* Gold price has fallen more than 20 percent in 2013
* CEO says output to rise, costs to come down
* Full-year production and cash costs targets maintained
* Shares fall more than 6 percent
By Sarah Young
LONDON, Aug 7 (Reuters) - African gold mining group Randgold Resources pledged on Wednesday to cut costs and raise production over the rest of the year to counter plunging bullion prices which triggered a 62-percent slump in second quarter profit.
Precious metals mining companies are under intense pressure to cut costs with a 20-percent slump in gold this year sending prices to a near 3-year low of about $1,180 an ounce in June.
“The back end of the year is going to be more ounces and lower costs,” Randgold’s chief executive Mark Bristow said.
Randgold shares fell more than 6 percent, having hit a 3-1/2 year low in June, after the company posted profits of $54.1 million partly due to weaker-than-expected sales.

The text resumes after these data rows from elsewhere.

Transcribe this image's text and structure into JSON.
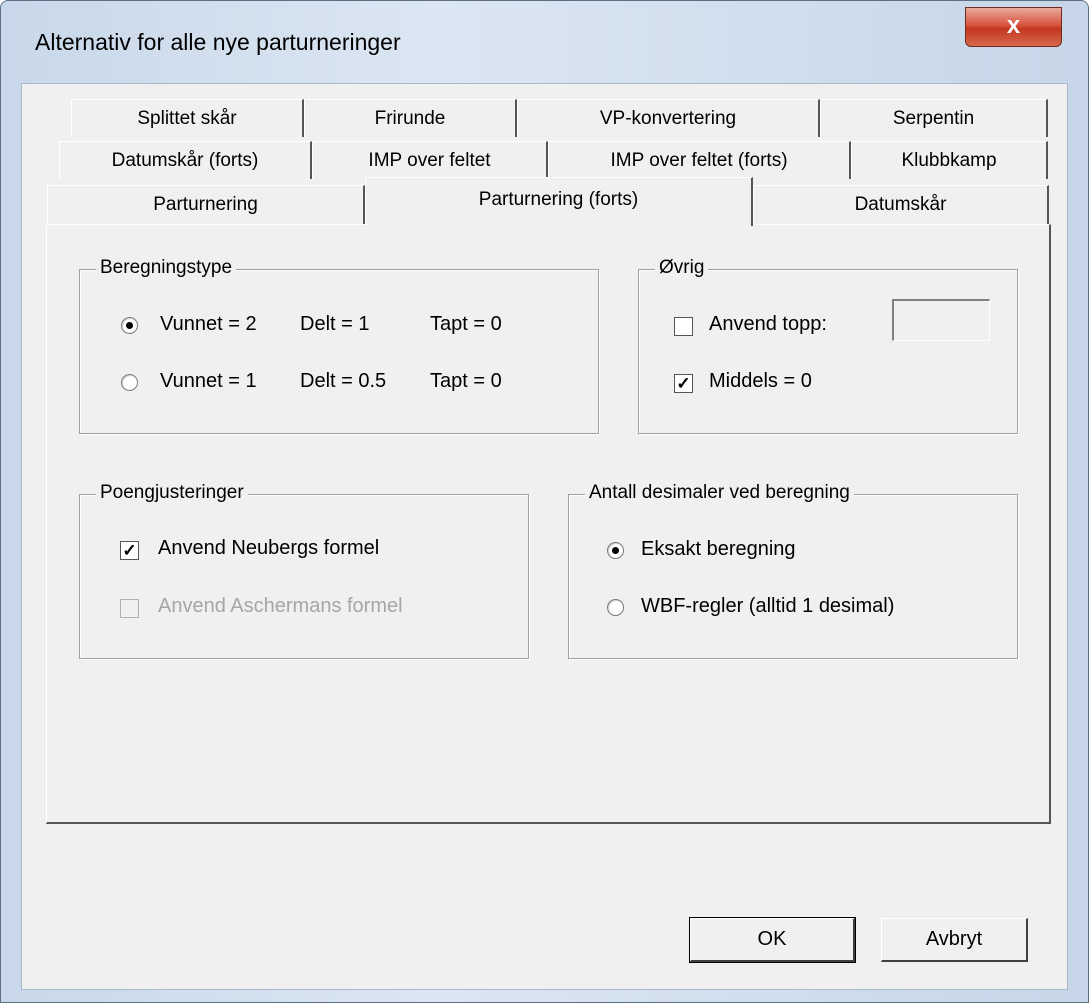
{
  "window": {
    "title": "Alternativ for alle nye parturneringer",
    "close_label": "x"
  },
  "tabs": {
    "row1": [
      "Splittet skår",
      "Frirunde",
      "VP-konvertering",
      "Serpentin"
    ],
    "row2": [
      "Datumskår (forts)",
      "IMP over feltet",
      "IMP over feltet (forts)",
      "Klubbkamp"
    ],
    "row3": [
      "Parturnering",
      "Parturnering (forts)",
      "Datumskår"
    ],
    "active": "Parturnering (forts)"
  },
  "beregningstype": {
    "legend": "Beregningstype",
    "options": [
      {
        "vunnet": "Vunnet = 2",
        "delt": "Delt = 1",
        "tapt": "Tapt = 0",
        "selected": true
      },
      {
        "vunnet": "Vunnet = 1",
        "delt": "Delt = 0.5",
        "tapt": "Tapt = 0",
        "selected": false
      }
    ]
  },
  "ovrig": {
    "legend": "Øvrig",
    "anvend_topp": {
      "label": "Anvend topp:",
      "checked": false,
      "value": ""
    },
    "middels": {
      "label": "Middels = 0",
      "checked": true
    }
  },
  "poengjusteringer": {
    "legend": "Poengjusteringer",
    "neuberg": {
      "label": "Anvend Neubergs formel",
      "checked": true
    },
    "aschermann": {
      "label": "Anvend Aschermans formel",
      "checked": false,
      "disabled": true
    }
  },
  "desimaler": {
    "legend": "Antall desimaler ved beregning",
    "options": [
      {
        "label": "Eksakt beregning",
        "selected": true
      },
      {
        "label": "WBF-regler (alltid 1 desimal)",
        "selected": false
      }
    ]
  },
  "buttons": {
    "ok": "OK",
    "cancel": "Avbryt"
  }
}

A change in export approvals at its Ivory Coast Tongon mine delayed sales and led to earnings per share of 0.50 cents, missing what one analyst said was a consensus forecast of 0.71 cents. Bristow said the delays would be fixed this quarter.
The company said it cut costs per ounce by 5 percent from the first quarter, with cost-cutting beginning at its Loulo-Gounkoto mine in Mali. In May it reduced funding by $50 million at new mine, Kibali, in the Democratic Republic of Congo.
Unlike many other gold-miners, the FTSE-100 firm has avoided having to make writedowns. The world’s No. 1 gold producer, Barrick Gold Corp announced a $8.7 billion writedown last week.
Randgold, which also has projects in Ivory Coast, said it expected to meet its 2013 annual production forecast of 900,000 to 950,000 ounces and maintained its cash cost guidance of around $700 to $750 per ounce for the year.
London-listed gold and silver mining peers, FTSE-100 company Fresnillo and FTSE-250 company Hochschild have said that, like Randgold, they are focusing their efforts on cost-cutting.
Randgold’s cash costs came in above target at $795 per ounce in the second quarter, but Bristow said the shift to mining higher grades at Mali’s Loulo mine, as well as being on track to start production at Kibali in October, would help bring costs to within the expected range.
“A weaker quarter as expected but as usual good progress on some fronts, especially costs, with the full-year remaining on track,” Numis analyst Cailey Barker said.
Randgold reiterated on Wednesday what it said in May, that gold would have to dip below $1,000 for it to revise its plans.
Spot gold fell to a three week low of about $1,275.4 per ounce early on Wednesday.
The company, whose shares have slumped 24 percent in the last six months, has a longer-term aim of exceeding production of 1.2 million ounces by 2015. It said that a recently secured revolving credit facility meant it was positioned to be able to fund future growth projects.
Also on Wednesday, AngloGold, the world’s No. 3 bullion producer, reported a loss in the second quarter and scrapped its quarterly dividend payment.